As for the commodity structure of Japan's export trade, machinery, metals and chemical products are expected to become more important in the future while the relative importance of light-industry products, including textiles, is likely to decline. For the time being, Japan's export trade has a dual character in that commodities with high labor content, such as cameras, radios, toys and clothes, are sold to high-income markets, while the relatively capital-intensive commodities such as machinery and equipment, steel, chemical fertilizer, etc., flow to low-income markets. In recent years, the former markets have grown faster than the latter. As a result, the United States, Canada and Europe have taken an increasing share of Japan's export trade. But as we have seen, her competitive advantage may gradually diminish as Japan moves toward a full-employment, high-income economy. Other newly industrializing countries, which have a more abundant labor supply and relatively low wages, may then take over Japan's markets for products of high labor content. Indications of such a trend can already be seen in the growing competition between Japan, India and Hong Kong in some of the simpler industrial products, such as gray cotton cloth, rubber shoes, bicycles and sewing machines. Japan's economic future, therefore, will depend very much upon her success in modernizing her economic structure and in developing lines of industry which require high technological standards and are relatively capital-intensive.
Japan is now undergoing a far-reaching and rapid process of transformation, both economic and social. With the expanding national income, living standards are also rising rapidly. The average real wage of workers has been rising 4 to 5 percent annually in recent years and this trend is likely to continue. There are, however, problems related to income distribution, such as the relatively low pay received by university professors, government employees, and other intellectual groups; the still conspicuous wage gap between large and small enterprises; and the low incomes found in agriculture, fishing, mining and small industries. There are also stresses and strains arising from the process of rapid economic change itself and from the time lag in social and political adjustments to the new economic conditions. However, in view of the fact that the free economic system, based upon private initiative, seems to be functioning efficiently, and further improvement in living standards and conditions of employment is in prospect, there is every reason to expect--despite apparent political and social instability--that Japan will continue to develop within a free and stable social and political system.

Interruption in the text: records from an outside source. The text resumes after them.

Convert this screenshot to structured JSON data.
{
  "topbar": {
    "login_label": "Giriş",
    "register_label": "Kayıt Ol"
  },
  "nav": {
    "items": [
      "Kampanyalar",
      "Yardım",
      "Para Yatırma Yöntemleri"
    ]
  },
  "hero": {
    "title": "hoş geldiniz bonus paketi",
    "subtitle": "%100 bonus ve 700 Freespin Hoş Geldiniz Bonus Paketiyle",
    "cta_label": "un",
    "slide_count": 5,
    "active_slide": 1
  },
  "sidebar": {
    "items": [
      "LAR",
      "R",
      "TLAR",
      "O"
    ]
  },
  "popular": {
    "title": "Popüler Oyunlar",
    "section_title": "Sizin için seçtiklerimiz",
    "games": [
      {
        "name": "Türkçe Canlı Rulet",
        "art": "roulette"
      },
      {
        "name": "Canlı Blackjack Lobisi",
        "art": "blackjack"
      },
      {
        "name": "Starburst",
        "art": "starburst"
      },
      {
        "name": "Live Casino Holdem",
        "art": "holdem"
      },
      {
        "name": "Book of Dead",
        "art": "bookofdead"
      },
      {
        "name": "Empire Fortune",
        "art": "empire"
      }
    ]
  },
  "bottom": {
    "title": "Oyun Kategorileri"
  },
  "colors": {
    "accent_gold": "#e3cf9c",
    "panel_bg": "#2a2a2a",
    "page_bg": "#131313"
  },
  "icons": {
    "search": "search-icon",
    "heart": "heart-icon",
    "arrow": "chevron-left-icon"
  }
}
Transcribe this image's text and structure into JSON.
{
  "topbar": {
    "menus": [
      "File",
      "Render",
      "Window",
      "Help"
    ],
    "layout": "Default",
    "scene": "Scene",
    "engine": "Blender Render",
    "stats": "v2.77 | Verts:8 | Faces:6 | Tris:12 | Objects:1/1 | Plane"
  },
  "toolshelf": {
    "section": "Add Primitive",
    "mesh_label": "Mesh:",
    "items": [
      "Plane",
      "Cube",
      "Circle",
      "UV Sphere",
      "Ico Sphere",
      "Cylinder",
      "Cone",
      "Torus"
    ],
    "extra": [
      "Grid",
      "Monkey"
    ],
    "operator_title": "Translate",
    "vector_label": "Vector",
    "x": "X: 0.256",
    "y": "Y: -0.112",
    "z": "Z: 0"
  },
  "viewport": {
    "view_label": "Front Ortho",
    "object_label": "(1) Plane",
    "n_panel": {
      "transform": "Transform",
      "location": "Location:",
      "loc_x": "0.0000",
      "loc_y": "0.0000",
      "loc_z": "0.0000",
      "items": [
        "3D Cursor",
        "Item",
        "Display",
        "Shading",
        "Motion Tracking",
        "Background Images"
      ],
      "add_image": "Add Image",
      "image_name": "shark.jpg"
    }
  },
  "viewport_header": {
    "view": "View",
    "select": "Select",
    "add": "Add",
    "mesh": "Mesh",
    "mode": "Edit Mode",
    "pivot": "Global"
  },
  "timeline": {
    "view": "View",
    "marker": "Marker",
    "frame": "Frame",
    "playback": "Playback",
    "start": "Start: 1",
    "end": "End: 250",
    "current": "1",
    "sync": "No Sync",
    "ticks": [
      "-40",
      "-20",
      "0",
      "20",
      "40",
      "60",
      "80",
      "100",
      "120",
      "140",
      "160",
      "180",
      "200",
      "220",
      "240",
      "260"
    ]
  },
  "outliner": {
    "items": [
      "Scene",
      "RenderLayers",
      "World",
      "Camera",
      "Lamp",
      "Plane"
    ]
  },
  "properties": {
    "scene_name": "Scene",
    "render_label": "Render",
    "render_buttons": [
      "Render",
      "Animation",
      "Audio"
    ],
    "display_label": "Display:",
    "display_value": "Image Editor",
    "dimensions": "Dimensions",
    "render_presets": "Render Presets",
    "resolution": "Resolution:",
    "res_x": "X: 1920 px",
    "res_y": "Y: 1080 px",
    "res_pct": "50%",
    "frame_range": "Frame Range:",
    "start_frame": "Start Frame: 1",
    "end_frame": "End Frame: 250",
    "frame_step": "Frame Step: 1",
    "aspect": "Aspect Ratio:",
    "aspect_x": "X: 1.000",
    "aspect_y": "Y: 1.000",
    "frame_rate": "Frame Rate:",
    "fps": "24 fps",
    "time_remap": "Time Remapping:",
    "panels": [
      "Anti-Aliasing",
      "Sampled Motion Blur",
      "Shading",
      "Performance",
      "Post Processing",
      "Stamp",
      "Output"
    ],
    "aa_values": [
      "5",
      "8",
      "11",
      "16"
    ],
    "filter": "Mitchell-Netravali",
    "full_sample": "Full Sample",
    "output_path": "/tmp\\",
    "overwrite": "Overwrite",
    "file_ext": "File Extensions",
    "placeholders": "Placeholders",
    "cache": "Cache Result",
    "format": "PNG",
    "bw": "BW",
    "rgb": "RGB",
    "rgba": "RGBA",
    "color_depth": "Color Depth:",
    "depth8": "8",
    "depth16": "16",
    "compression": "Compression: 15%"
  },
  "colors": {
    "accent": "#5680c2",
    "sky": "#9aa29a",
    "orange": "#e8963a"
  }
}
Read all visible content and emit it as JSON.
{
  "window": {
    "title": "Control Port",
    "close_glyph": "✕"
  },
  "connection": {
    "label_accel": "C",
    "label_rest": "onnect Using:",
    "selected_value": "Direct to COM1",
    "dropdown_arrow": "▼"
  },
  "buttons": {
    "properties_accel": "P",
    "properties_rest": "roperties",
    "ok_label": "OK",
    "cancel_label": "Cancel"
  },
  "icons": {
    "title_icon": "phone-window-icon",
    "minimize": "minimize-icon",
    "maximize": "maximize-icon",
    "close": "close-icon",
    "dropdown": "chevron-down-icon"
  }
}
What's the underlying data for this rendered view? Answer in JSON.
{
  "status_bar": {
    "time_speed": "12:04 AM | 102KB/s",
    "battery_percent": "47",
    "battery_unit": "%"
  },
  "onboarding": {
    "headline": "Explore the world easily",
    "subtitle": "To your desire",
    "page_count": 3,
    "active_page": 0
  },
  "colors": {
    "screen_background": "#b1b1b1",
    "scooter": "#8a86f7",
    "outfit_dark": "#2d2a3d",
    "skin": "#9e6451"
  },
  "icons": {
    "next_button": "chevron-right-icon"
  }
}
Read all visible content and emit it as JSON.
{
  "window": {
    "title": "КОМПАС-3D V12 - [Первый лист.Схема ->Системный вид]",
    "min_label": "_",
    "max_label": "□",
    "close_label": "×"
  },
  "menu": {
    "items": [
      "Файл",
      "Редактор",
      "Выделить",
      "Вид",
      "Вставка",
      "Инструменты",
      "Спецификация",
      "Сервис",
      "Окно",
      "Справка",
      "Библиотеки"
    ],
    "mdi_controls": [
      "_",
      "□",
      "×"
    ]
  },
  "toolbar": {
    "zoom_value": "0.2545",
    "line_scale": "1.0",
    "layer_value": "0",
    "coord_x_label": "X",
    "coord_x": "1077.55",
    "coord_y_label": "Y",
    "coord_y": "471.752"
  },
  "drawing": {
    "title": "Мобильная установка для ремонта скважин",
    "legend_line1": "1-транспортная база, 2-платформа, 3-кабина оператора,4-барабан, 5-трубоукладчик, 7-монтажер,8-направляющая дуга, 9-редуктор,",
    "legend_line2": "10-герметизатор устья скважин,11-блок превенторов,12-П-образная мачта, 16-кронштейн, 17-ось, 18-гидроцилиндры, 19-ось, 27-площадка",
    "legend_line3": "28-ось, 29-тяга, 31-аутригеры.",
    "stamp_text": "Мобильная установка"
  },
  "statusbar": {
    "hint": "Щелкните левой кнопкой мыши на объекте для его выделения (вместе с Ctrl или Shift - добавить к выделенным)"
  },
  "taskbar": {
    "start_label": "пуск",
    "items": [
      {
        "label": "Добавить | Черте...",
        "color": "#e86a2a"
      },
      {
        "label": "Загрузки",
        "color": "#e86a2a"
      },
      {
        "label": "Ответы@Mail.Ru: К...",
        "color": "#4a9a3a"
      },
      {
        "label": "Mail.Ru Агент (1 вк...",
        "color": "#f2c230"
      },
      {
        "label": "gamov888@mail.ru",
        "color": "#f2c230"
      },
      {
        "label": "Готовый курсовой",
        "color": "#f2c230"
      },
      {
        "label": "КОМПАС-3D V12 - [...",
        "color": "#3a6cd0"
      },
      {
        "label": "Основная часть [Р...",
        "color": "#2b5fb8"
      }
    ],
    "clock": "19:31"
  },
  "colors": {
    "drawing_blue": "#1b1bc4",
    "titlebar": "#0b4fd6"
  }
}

[i] In May 1960, a committee attached to the Economic Planning Agency and chaired by Professor Seiichi Tobata published a report on the "Prospects of Japan's Economy in 1980." The Planning Bureau of the Agency, headed by the author, worked directly with that committee. The following discussion on the future course of Japan's economy is based mainly on that report.
[ii] Criticisms have been heard to the effect that a considerable part of the decline in Japan's birth rate was brought about by means of induced abortion. In recent years, however, the number of cases of abortion has declined while the use of contraceptives has become more widespread. It may also be pointed out that in other countries, where abortion is illegal, the number of cases can never be obtained with any accuracy; in Japan relatively more reliable statistics are available.